's trying to outrun sandy. let's put it like that. we'll hear from c.b. right before 7:00. >> we'll see you soon, keith. >>> thanks, guys. >>> time right now is 6:3 9. good morning. everybody. >>> keep it here. >>> tracking sandy now. the system is a category 1 hurricane with winds of 75 miles per hour, inching closer and closer to seaside communities along the east coast. right now residents from ocean city to new york city are on alert to see where this system will make landfall. hurricane sandy is causing concern with election day a little more than a week away. >> candidates are cancelling events and the storm could impact early voting. "meet the press" moderator david gregory joins us now. good morning. >> good morning. >> we want to start off with the itinerary. it's shaking things up. >> both campaigns are watching closely, cancelling some events in our area, anywhere along the east coast. and as you say, early voting could be impacted and could even get the effects of it obviously into ohio which could be a concern. the president -- as the president has to think about his presence i

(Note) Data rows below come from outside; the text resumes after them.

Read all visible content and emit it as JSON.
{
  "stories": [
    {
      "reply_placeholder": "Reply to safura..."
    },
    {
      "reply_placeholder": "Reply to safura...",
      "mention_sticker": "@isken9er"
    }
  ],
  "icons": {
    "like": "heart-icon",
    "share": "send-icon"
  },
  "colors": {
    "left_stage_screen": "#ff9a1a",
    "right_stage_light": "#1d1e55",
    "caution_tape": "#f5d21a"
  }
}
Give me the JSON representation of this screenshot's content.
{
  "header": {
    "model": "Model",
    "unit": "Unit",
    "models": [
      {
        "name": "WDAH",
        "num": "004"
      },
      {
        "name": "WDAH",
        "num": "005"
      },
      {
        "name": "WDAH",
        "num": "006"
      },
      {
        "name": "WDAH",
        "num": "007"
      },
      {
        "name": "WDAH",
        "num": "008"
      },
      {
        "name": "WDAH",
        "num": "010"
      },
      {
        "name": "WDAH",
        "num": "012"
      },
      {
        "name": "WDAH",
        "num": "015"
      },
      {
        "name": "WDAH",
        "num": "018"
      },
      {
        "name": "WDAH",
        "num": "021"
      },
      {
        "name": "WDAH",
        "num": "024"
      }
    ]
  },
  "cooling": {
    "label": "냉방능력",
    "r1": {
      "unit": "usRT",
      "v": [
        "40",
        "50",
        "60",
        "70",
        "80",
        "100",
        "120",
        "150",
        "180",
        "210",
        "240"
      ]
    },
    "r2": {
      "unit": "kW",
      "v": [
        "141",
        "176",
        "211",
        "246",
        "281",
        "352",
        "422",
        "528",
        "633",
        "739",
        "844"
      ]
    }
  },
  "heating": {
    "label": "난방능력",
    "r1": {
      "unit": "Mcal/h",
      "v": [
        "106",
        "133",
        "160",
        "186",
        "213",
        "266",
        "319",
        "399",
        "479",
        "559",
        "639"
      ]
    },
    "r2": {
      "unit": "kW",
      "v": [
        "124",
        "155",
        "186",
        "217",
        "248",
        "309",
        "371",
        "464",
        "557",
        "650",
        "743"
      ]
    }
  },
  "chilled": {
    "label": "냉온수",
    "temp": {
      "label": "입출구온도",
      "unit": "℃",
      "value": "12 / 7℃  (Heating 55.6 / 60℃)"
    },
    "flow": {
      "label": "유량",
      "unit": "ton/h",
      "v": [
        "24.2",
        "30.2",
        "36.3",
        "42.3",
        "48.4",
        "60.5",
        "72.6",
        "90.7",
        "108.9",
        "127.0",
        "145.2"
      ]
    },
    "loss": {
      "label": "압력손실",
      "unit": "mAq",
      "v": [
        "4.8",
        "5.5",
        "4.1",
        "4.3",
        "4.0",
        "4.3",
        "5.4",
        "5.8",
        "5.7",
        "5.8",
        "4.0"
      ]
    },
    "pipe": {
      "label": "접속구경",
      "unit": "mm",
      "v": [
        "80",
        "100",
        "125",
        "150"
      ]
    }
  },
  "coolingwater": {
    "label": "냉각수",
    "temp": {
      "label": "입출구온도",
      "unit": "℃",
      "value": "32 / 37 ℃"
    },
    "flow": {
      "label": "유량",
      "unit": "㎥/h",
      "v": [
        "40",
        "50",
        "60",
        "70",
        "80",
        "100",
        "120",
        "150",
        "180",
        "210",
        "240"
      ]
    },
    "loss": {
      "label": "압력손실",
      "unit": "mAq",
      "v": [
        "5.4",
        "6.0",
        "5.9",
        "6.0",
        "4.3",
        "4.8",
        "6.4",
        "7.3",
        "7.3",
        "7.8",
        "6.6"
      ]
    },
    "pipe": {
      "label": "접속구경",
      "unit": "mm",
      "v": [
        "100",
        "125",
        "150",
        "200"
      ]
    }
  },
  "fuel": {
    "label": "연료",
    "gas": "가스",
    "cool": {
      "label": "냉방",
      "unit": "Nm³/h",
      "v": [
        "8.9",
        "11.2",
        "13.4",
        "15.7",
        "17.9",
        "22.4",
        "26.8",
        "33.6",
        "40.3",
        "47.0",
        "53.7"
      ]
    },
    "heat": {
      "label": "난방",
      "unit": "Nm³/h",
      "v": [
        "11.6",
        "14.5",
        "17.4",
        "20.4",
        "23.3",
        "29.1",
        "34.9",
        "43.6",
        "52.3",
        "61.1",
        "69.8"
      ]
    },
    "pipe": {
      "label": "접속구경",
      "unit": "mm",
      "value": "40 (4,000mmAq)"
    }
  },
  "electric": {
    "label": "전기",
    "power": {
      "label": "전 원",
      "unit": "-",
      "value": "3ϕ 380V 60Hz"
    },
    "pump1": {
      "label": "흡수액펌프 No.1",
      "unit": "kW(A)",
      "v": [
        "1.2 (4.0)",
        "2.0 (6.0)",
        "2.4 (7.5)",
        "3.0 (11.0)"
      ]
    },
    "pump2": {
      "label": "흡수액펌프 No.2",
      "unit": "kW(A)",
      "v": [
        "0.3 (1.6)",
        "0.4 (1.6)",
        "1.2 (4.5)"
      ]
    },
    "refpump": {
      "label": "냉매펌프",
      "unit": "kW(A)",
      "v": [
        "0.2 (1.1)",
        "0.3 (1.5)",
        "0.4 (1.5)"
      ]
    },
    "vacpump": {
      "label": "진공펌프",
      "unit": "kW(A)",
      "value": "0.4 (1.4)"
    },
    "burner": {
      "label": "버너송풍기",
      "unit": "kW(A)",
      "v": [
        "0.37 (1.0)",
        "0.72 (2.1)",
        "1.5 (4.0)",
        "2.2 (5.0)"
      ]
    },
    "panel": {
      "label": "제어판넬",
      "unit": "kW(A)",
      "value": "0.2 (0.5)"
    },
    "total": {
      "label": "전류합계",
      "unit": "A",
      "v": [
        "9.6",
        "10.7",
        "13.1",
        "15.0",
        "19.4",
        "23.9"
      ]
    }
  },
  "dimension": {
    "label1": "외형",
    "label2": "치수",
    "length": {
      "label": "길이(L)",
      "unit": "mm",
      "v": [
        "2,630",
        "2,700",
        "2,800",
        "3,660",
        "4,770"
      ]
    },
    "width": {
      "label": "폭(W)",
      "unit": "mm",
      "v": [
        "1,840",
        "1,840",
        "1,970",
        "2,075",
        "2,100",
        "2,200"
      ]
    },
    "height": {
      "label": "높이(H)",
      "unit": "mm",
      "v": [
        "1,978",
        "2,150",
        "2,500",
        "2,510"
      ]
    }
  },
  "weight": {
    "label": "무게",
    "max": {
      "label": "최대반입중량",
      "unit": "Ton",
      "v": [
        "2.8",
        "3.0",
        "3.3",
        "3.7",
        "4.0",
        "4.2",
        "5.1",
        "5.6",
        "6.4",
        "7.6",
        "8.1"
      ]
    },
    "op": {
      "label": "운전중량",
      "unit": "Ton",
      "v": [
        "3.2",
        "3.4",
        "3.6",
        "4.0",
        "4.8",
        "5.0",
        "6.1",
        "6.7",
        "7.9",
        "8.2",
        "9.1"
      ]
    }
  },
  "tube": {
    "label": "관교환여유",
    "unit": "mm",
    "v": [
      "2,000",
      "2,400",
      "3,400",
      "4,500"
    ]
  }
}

in these situations a lot. by the way. >> another rogue wave got a cbs team. >> okay, whoa, hey, guys, whoa. >> oh, my gosh. >> wow. >> meanwhile, beach erosion swallowed a fox reporter's foot. >> looks like a sandy walkway to the beach has got my foot stuck. >> oh, my xwosh. >> jason carroll stumbled on a scuba diver. >> if i have to get out, i have scuba gear, surf boards, a kayak. >> some left defiant messages to the storm, hey, sandy, irene left her pant ies here, come tr them on. but reporters weren't so full of bravado when the wind left a crane dangling over manhattan. >> as soon as we saw this, we started running from 57th. >> hurricanes and high-rises don't mix. >> we just had some glass breaking out here. we just had glass breaking. >> for some, it was just an excuse to horse around behind a reporter. >> don't go out, can't get out of atlantic city -- >> or even dress up like a horse. >> there's a shirtless man jogging, wearing a horse mask. >> the hurricane horse later tweeted out a a picture of himself, but reporters usually don't appreciate pranksters. a real deer. wnbc reports this one w
Search Results 0 to 12 of about 13 (some duplicates have been removed)